|International Classification||H04B17/00, H04W88/02, H04W24/06|
|Cooperative Classification||H04B17/19, H04W24/06, H04B17/29, H04W88/02|
|European Classification||H04B17/00A2S, H04B17/00B9, H04W24/06|
|Nov 13, 2001||AS||Assignment|
Owner name: NOKIA CORPORATION, FINLAND
Free format text: ASSIGNMENT OF ASSIGNORS INTEREST;ASSIGNOR:HENRIKSSON, MARKKU;REEL/FRAME:012367/0698
Effective date: 20011009
|Feb 21, 2008||AS||Assignment|
Owner name: NOKIA SIEMENS NETWORKS OY,FINLAND
Free format text: ASSIGNMENT OF ASSIGNORS INTEREST;ASSIGNOR:NOKIA CORPORATION;REEL/FRAME:020550/0001
Effective date: 20070913
|Jan 18, 2010||REMI||Maintenance fee reminder mailed|
|Jun 13, 2010||LAPS||Lapse for failure to pay maintenance fees|

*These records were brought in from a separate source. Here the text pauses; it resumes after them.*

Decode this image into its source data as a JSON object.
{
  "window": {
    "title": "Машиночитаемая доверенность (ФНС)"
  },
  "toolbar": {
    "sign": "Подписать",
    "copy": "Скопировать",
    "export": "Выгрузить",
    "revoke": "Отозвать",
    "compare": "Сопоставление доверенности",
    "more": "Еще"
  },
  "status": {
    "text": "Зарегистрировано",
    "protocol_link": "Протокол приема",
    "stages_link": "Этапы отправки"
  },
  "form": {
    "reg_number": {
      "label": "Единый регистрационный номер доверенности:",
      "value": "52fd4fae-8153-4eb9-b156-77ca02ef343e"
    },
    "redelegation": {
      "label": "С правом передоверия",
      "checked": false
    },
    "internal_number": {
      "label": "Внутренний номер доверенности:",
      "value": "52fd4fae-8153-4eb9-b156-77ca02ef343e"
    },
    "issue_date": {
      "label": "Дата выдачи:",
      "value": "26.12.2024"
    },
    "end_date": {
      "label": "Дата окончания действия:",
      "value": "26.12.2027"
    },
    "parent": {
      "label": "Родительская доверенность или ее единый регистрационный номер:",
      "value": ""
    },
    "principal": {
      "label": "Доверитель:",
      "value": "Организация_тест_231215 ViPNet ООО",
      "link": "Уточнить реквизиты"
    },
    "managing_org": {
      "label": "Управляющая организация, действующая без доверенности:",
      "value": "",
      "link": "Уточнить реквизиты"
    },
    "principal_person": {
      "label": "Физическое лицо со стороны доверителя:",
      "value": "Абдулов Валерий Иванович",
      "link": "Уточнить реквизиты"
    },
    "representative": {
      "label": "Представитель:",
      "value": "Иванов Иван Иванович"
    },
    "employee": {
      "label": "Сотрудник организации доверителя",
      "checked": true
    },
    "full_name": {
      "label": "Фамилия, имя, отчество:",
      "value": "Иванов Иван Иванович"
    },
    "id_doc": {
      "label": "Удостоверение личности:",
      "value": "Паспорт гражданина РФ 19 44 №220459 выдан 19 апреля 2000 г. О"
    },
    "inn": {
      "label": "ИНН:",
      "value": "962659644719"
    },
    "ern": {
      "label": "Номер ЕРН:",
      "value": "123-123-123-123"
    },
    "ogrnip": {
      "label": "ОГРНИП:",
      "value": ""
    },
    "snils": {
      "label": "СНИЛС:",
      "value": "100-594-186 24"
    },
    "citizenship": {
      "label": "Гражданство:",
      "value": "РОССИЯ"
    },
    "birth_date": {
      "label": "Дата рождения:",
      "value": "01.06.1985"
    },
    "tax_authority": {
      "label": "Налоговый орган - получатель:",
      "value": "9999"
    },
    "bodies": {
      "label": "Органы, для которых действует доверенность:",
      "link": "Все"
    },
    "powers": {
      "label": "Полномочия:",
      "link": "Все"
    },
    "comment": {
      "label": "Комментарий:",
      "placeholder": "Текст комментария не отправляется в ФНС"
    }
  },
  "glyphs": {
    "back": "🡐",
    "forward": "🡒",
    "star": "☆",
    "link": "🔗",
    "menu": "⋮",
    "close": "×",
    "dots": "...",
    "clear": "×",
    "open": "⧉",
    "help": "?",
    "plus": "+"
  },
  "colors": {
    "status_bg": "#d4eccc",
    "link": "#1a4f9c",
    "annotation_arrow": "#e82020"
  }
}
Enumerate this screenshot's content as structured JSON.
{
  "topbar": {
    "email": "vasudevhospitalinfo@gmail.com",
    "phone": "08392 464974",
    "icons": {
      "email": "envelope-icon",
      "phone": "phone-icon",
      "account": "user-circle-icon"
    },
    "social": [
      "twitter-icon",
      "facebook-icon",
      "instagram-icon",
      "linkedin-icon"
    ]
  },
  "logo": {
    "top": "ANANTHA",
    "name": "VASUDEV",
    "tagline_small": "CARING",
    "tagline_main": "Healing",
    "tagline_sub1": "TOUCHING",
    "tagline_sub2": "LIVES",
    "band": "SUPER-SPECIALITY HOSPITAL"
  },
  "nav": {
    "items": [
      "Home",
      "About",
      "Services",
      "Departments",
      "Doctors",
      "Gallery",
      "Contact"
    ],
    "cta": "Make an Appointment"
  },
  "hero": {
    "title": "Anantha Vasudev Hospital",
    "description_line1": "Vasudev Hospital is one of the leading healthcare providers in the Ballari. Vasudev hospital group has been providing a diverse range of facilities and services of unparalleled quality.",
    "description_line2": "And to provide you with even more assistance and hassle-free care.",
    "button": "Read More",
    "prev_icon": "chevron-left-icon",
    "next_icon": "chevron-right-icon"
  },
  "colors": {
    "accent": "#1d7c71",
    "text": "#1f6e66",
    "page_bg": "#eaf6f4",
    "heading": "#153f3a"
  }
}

|Aug 3, 2010||FP||Expired due to failure to pay maintenance fee|
Effective date: 20100613